It was the legion of voters bitterly opposed to the Bush administration's bailout plan whose voice was heard in Monday night's vote.
Citizens rail against Wall Street elites
In the end, with elections bearing down fast on America's congressmen, it was the legion of voters bitterly opposed to the Bush administration's bailout plan whose voice was heard loud and clear in Monday night's vote. All 435 members of the House of Representatives must fight for their seats every two years and it was the bad luck of George W Bush, the US president, that, due to the timing of the upcoming elections, tactical self-interest was bound to take precedent over national fiscal strategy.
The reality came through starkly in the voting tally: of the 20 Republicans least certain to keep their seats in Congress when America votes on Nov 4, no fewer than 17 turned their backs on their presidence. Of the 21 Democrats whose futures are equally uncertain, 15 voted against the US$700 billion (Dh2.6 trillion) rescue plan.

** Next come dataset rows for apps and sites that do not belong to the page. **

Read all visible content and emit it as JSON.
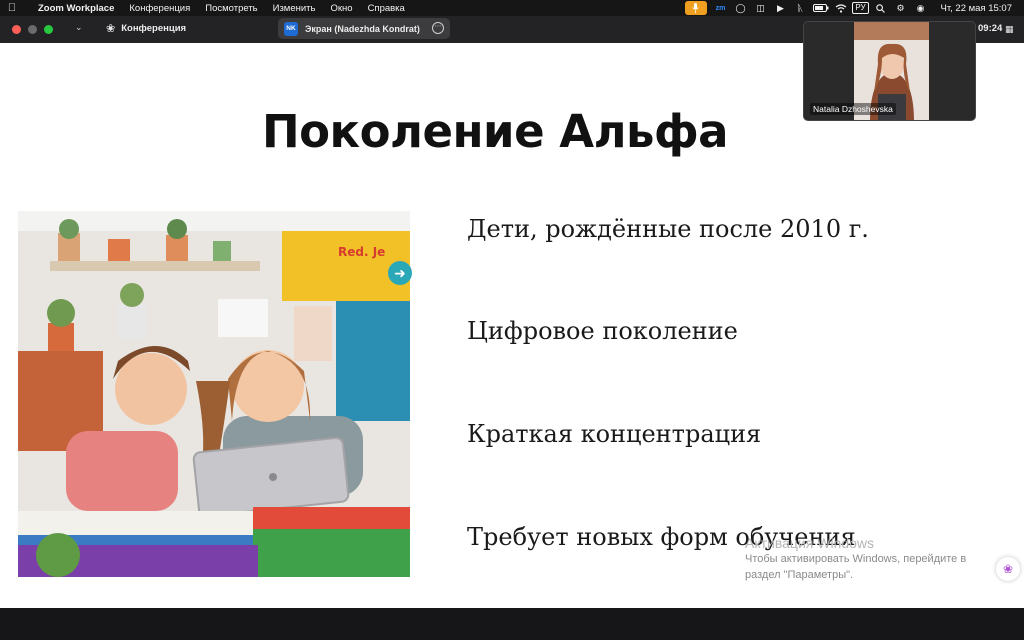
{
  "menubar": {
    "app_name": "Zoom Workplace",
    "menus": [
      "Конференция",
      "Посмотреть",
      "Изменить",
      "Окно",
      "Справка"
    ],
    "tray": {
      "zoom_badge": "zm",
      "language": "РУ",
      "datetime": "Чт, 22 мая  15:07"
    }
  },
  "zoombar": {
    "meeting_label": "Конференция",
    "share_label": "Экран (Nadezhda Kondrat)",
    "share_badge": "NK",
    "timer": "09:24"
  },
  "slide": {
    "title": "Поколение Альфа",
    "bullets": [
      "Дети, рождённые после 2010 г.",
      "Цифровое поколение",
      "Краткая концентрация",
      "Требует новых форм обучения"
    ],
    "image_logo": "Red. Je"
  },
  "watermark": {
    "title": "Активация Windows",
    "line1": "Чтобы активировать Windows, перейдите в",
    "line2": "раздел \"Параметры\"."
  },
  "participant": {
    "name": "Natalia Dzhoshevska"
  },
  "icons": {
    "apple": "apple-icon",
    "mic": "microphone-icon",
    "zoom": "zoom-icon",
    "wifi": "wifi-icon",
    "search": "search-icon",
    "battery": "battery-icon",
    "bluetooth": "bluetooth-icon",
    "next_slide": "arrow-right-icon",
    "copilot": "brain-icon",
    "share_options": "more-options-icon"
  },
  "colors": {
    "accent_mic": "#f0a020",
    "share_badge": "#1e6bd6",
    "nav_arrow": "#2ba8b8",
    "close": "#ff5f57",
    "maximize": "#28c840"
  }
}
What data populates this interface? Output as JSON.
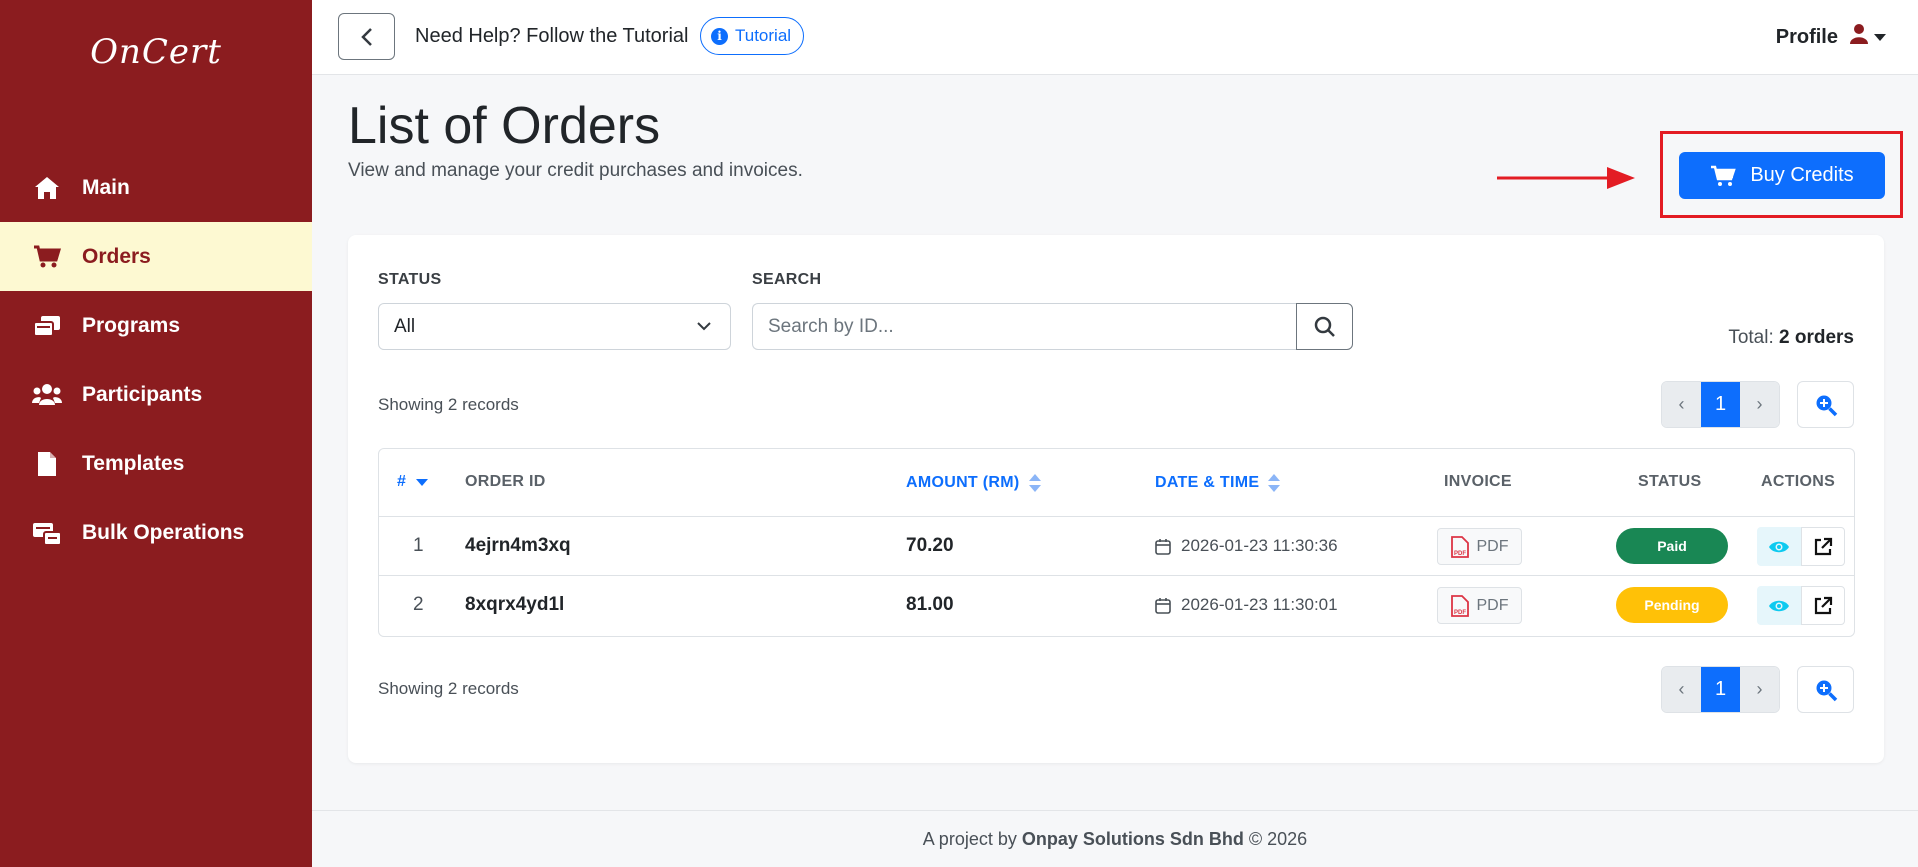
{
  "app": {
    "logo_text": "OnCert"
  },
  "sidebar": {
    "items": [
      {
        "label": "Main",
        "icon": "home-icon"
      },
      {
        "label": "Orders",
        "icon": "cart-icon",
        "active": true
      },
      {
        "label": "Programs",
        "icon": "programs-icon"
      },
      {
        "label": "Participants",
        "icon": "users-icon"
      },
      {
        "label": "Templates",
        "icon": "file-icon"
      },
      {
        "label": "Bulk Operations",
        "icon": "bulk-icon"
      }
    ]
  },
  "topbar": {
    "help_text": "Need Help? Follow the Tutorial",
    "tutorial_label": "Tutorial",
    "profile_label": "Profile"
  },
  "header": {
    "title": "List of Orders",
    "subtitle": "View and manage your credit purchases and invoices.",
    "buy_credits_label": "Buy Credits"
  },
  "filters": {
    "status_label": "STATUS",
    "status_value": "All",
    "search_label": "SEARCH",
    "search_placeholder": "Search by ID..."
  },
  "summary": {
    "total_prefix": "Total:",
    "total_value": "2 orders",
    "showing_top": "Showing 2 records",
    "showing_bottom": "Showing 2 records",
    "current_page": "1",
    "prev": "‹",
    "next": "›"
  },
  "table": {
    "headers": {
      "num": "#",
      "order_id": "ORDER ID",
      "amount": "AMOUNT (RM)",
      "datetime": "DATE & TIME",
      "invoice": "INVOICE",
      "status": "STATUS",
      "actions": "ACTIONS"
    },
    "rows": [
      {
        "num": "1",
        "order_id": "4ejrn4m3xq",
        "amount": "70.20",
        "datetime": "2026-01-23 11:30:36",
        "invoice": "PDF",
        "status": "Paid"
      },
      {
        "num": "2",
        "order_id": "8xqrx4yd1l",
        "amount": "81.00",
        "datetime": "2026-01-23 11:30:01",
        "invoice": "PDF",
        "status": "Pending"
      }
    ]
  },
  "footer": {
    "prefix": "A project by",
    "company": "Onpay Solutions Sdn Bhd",
    "suffix": "© 2026"
  },
  "colors": {
    "sidebar_bg": "#8b1c1f",
    "active_bg": "#fdf9d2",
    "primary": "#0d6efd",
    "paid": "#198754",
    "pending": "#ffc107",
    "highlight": "#e31c24"
  }
}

It was, said the Wall Street Journal, an illustration of "the political hazards of bailing out Wall Street without offering an equally generous hand to taxpayers".
Darrell Issa, a Republican Representative from California, who voted against the measures, told reporters: "The vast majority of my voters looked at this as a bailout for Wall Street." To make the point, he loaded his website with the avalanche of protests he had received: "Stand up against this trillion Dollar bailout," wrote "Rod", of Oceanside, in an impassioned if badly spell-checked e-mail to Mr Issa.
"My Wife and I have been married 44 years, got married at 17 never made to many bad discisions have paid off all of our bills and retired with our home at the beach, we are overtaxed now. how bad will they be after we keep the fat cats in there cushy jobs on walll street, they made the mess let them suffer." Rod was one of more than 1,500 constituents so outraged at the plan to shore up Wall Street that they took the trouble to contact Mr Issa.
It was an issue that crossed party boundaries: "As a Democrat and Obama supporter," wrote Danielle, "I was pleasantly surprised to find that I completely support your position on the bailout. Please fight to keep us responsible taxpayers from having to bear the burdens of the irresponsible behaviors of others." Before the vote, an activist website in Los Angeles published a list of 33 marginal constituencies. "Get off the message boards," it told its readers, "and get on a fax machine."
After the vote, Stopthehousingbailout.com, run by Morgan Ward Doran, a 37-year-old lawyer, hailed the defeat as "absolutely amazing", adding: "Talk about Rocking A Vote. You all NAILED IT!!!" Bernie Sanders, an independent senator from Vermont, collected more than 23,000 signatures from constituents opposed to the deal. "If a bailout is necessary, it must be paid for by those on Wall Street who caused the problem and the very wealthy who pocketed huge profits," he said.
"If the potential danger to our economy was not so dire," he added, "this blatant effort to essentially transfer $700bn up the income ladder to those at the top would be laughable." * The National